(WHAT THE TASK REQUIRES):
Quote the data below in full, please, without altering anything.

[Collected data]

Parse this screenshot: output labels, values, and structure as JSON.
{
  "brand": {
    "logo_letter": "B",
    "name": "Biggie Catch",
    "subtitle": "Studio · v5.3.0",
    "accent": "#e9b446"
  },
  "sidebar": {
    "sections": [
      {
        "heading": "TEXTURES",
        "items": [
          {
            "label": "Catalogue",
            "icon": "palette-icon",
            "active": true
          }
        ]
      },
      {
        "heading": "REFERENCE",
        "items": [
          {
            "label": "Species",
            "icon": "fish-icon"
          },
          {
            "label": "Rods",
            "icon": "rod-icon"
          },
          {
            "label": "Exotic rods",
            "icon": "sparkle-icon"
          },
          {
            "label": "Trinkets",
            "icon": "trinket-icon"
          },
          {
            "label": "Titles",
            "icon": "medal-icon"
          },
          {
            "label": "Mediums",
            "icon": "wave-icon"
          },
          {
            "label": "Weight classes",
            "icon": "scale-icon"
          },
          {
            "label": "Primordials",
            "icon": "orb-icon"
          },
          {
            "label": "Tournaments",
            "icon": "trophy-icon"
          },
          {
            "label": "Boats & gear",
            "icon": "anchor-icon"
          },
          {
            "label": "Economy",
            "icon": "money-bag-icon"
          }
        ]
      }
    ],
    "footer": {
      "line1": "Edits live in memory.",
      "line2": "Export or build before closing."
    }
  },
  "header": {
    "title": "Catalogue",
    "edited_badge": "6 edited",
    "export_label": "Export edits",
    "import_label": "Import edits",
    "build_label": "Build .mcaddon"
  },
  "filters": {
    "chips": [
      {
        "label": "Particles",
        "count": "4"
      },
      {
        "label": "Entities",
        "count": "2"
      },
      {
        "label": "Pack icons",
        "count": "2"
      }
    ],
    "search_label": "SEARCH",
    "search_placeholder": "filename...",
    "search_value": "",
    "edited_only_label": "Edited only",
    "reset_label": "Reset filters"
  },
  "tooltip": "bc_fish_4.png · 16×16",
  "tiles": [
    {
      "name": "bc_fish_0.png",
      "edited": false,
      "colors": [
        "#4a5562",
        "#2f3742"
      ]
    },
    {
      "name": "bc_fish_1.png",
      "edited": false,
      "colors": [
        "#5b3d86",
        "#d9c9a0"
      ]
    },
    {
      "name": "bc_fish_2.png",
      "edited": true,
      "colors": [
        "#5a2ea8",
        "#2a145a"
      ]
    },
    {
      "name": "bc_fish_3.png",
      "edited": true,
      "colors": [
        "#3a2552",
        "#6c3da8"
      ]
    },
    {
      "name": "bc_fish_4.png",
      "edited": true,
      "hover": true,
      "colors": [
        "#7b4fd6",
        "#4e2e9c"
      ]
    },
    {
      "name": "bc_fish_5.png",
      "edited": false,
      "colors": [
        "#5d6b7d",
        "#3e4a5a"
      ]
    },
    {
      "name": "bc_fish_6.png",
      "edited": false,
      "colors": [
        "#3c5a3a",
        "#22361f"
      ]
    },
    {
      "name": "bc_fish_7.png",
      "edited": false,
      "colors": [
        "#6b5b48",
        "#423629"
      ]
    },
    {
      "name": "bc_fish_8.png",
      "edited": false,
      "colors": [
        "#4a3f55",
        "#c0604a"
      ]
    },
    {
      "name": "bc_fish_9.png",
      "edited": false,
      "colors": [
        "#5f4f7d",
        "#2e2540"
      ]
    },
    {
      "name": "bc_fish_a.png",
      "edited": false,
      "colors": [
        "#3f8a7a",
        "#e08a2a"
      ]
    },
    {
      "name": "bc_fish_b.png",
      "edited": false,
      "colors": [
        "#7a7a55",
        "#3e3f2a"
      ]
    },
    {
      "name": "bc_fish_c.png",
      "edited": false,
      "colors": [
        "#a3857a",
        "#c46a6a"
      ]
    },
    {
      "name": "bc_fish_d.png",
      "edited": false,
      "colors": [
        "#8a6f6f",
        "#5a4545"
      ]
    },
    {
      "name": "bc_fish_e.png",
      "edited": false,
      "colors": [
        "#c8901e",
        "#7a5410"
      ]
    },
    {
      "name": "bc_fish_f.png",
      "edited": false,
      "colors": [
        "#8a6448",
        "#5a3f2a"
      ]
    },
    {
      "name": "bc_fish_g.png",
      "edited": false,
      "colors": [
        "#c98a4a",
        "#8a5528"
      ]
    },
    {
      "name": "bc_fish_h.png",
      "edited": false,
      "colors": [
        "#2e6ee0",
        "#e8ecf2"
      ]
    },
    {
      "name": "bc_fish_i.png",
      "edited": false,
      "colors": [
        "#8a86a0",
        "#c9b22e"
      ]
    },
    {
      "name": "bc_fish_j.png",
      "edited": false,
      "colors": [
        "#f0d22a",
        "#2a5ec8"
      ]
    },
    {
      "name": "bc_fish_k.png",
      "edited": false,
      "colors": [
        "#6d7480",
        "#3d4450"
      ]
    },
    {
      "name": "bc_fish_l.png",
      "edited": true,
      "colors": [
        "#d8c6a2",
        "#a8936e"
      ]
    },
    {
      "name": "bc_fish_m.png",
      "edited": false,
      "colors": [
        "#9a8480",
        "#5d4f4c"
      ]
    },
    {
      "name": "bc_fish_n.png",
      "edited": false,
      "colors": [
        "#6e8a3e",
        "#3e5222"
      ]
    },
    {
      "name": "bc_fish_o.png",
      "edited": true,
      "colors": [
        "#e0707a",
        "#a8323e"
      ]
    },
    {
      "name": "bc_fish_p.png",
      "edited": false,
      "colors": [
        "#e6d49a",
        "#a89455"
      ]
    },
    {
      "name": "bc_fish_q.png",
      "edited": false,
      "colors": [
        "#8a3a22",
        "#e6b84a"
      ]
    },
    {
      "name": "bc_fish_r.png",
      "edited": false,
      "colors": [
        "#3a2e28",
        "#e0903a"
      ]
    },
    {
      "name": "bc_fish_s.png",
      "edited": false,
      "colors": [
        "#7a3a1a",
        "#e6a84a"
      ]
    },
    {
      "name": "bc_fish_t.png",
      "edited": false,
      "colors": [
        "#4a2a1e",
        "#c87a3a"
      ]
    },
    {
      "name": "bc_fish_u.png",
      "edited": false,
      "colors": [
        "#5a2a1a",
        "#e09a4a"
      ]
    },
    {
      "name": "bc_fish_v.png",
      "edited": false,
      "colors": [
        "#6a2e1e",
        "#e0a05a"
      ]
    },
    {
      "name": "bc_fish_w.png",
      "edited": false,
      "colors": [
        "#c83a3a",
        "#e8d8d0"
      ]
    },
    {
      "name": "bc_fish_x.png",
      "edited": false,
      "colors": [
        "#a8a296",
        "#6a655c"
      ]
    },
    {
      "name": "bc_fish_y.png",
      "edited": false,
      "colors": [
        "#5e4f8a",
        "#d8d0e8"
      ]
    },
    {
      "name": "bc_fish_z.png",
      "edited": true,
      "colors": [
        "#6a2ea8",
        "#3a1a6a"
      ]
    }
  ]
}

(EXERCISE SOLUTION):
Parse this screenshot: output labels, values, and structure as JSON.
{
  "brand": {
    "logo_letter": "B",
    "name": "Biggie Catch",
    "subtitle": "Studio · v5.3.0",
    "accent": "#e9b446"
  },
  "sidebar": {
    "sections": [
      {
        "heading": "TEXTURES",
        "items": [
          {
            "label": "Catalogue",
            "icon": "palette-icon",
            "active": true
          }
        ]
      },
      {
        "heading": "REFERENCE",
        "items": [
          {
            "label": "Species",
            "icon": "fish-icon"
          },
          {
            "label": "Rods",
            "icon": "rod-icon"
          },
          {
            "label": "Exotic rods",
            "icon": "sparkle-icon"
          },
          {
            "label": "Trinkets",
            "icon": "trinket-icon"
          },
          {
            "label": "Titles",
            "icon": "medal-icon"
          },
          {
            "label": "Mediums",
            "icon": "wave-icon"
          },
          {
            "label": "Weight classes",
            "icon": "scale-icon"
          },
          {
            "label": "Primordials",
            "icon": "orb-icon"
          },
          {
            "label": "Tournaments",
            "icon": "trophy-icon"
          },
          {
            "label": "Boats & gear",
            "icon": "anchor-icon"
          },
          {
            "label": "Economy",
            "icon": "money-bag-icon"
          }
        ]
      }
    ],
    "footer": {
      "line1": "Edits live in memory.",
      "line2": "Export or build before closing."
    }
  },
  "header": {
    "title": "Catalogue",
    "edited_badge": "6 edited",
    "export_label": "Export edits",
    "import_label": "Import edits",
    "build_label": "Build .mcaddon"
  },
  "filters": {
    "chips": [
      {
        "label": "Particles",
        "count": "4"
      },
      {
        "label": "Entities",
        "count": "2"
      },
      {
        "label": "Pack icons",
        "count": "2"
      }
    ],
    "search_label": "SEARCH",
    "search_placeholder": "filename...",
    "search_value": "",
    "edited_only_label": "Edited only",
    "reset_label": "Reset filters"
  },
  "tooltip": "bc_fish_4.png · 16×16",
  "tiles": [
    {
      "name": "bc_fish_0.png",
      "edited": false,
      "colors": [
        "#4a5562",
        "#2f3742"
      ]
    },
    {
      "name": "bc_fish_1.png",
      "edited": false,
      "colors": [
        "#5b3d86",
        "#d9c9a0"
      ]
    },
    {
      "name": "bc_fish_2.png",
      "edited": true,
      "colors": [
        "#5a2ea8",
        "#2a145a"
      ]
    },
    {
      "name": "bc_fish_3.png",
      "edited": true,
      "colors": [
        "#3a2552",
        "#6c3da8"
      ]
    },
    {
      "name": "bc_fish_4.png",
      "edited": true,
      "hover": true,
      "colors": [
        "#7b4fd6",
        "#4e2e9c"
      ]
    },
    {
      "name": "bc_fish_5.png",
      "edited": false,
      "colors": [
        "#5d6b7d",
        "#3e4a5a"
      ]
    },
    {
      "name": "bc_fish_6.png",
      "edited": false,
      "colors": [
        "#3c5a3a",
        "#22361f"
      ]
    },
    {
      "name": "bc_fish_7.png",
      "edited": false,
      "colors": [
        "#6b5b48",
        "#423629"
      ]
    },
    {
      "name": "bc_fish_8.png",
      "edited": false,
      "colors": [
        "#4a3f55",
        "#c0604a"
      ]
    },
    {
      "name": "bc_fish_9.png",
      "edited": false,
      "colors": [
        "#5f4f7d",
        "#2e2540"
      ]
    },
    {
      "name": "bc_fish_a.png",
      "edited": false,
      "colors": [
        "#3f8a7a",
        "#e08a2a"
      ]
    },
    {
      "name": "bc_fish_b.png",
      "edited": false,
      "colors": [
        "#7a7a55",
        "#3e3f2a"
      ]
    },
    {
      "name": "bc_fish_c.png",
      "edited": false,
      "colors": [
        "#a3857a",
        "#c46a6a"
      ]
    },
    {
      "name": "bc_fish_d.png",
      "edited": false,
      "colors": [
        "#8a6f6f",
        "#5a4545"
      ]
    },
    {
      "name": "bc_fish_e.png",
      "edited": false,
      "colors": [
        "#c8901e",
        "#7a5410"
      ]
    },
    {
      "name": "bc_fish_f.png",
      "edited": false,
      "colors": [
        "#8a6448",
        "#5a3f2a"
      ]
    },
    {
      "name": "bc_fish_g.png",
      "edited": false,
      "colors": [
        "#c98a4a",
        "#8a5528"
      ]
    },
    {
      "name": "bc_fish_h.png",
      "edited": false,
      "colors": [
        "#2e6ee0",
        "#e8ecf2"
      ]
    },
    {
      "name": "bc_fish_i.png",
      "edited": false,
      "colors": [
        "#8a86a0",
        "#c9b22e"
      ]
    },
    {
      "name": "bc_fish_j.png",
      "edited": false,
      "colors": [
        "#f0d22a",
        "#2a5ec8"
      ]
    },
    {
      "name": "bc_fish_k.png",
      "edited": false,
      "colors": [
        "#6d7480",
        "#3d4450"
      ]
    },
    {
      "name": "bc_fish_l.png",
      "edited": true,
      "colors": [
        "#d8c6a2",
        "#a8936e"
      ]
    },
    {
      "name": "bc_fish_m.png",
      "edited": false,
      "colors": [
        "#9a8480",
        "#5d4f4c"
      ]
    },
    {
      "name": "bc_fish_n.png",
      "edited": false,
      "colors": [
        "#6e8a3e",
        "#3e5222"
      ]
    },
    {
      "name": "bc_fish_o.png",
      "edited": true,
      "colors": [
        "#e0707a",
        "#a8323e"
      ]
    },
    {
      "name": "bc_fish_p.png",
      "edited": false,
      "colors": [
        "#e6d49a",
        "#a89455"
      ]
    },
    {
      "name": "bc_fish_q.png",
      "edited": false,
      "colors": [
        "#8a3a22",
        "#e6b84a"
      ]
    },
    {
      "name": "bc_fish_r.png",
      "edited": false,
      "colors": [
        "#3a2e28",
        "#e0903a"
      ]
    },
    {
      "name": "bc_fish_s.png",
      "edited": false,
      "colors": [
        "#7a3a1a",
        "#e6a84a"
      ]
    },
    {
      "name": "bc_fish_t.png",
      "edited": false,
      "colors": [
        "#4a2a1e",
        "#c87a3a"
      ]
    },
    {
      "name": "bc_fish_u.png",
      "edited": false,
      "colors": [
        "#5a2a1a",
        "#e09a4a"
      ]
    },
    {
      "name": "bc_fish_v.png",
      "edited": false,
      "colors": [
        "#6a2e1e",
        "#e0a05a"
      ]
    },
    {
      "name": "bc_fish_w.png",
      "edited": false,
      "colors": [
        "#c83a3a",
        "#e8d8d0"
      ]
    },
    {
      "name": "bc_fish_x.png",
      "edited": false,
      "colors": [
        "#a8a296",
        "#6a655c"
      ]
    },
    {
      "name": "bc_fish_y.png",
      "edited": false,
      "colors": [
        "#5e4f8a",
        "#d8d0e8"
      ]
    },
    {
      "name": "bc_fish_z.png",
      "edited": true,
      "colors": [
        "#6a2ea8",
        "#3a1a6a"
      ]
    }
  ]
}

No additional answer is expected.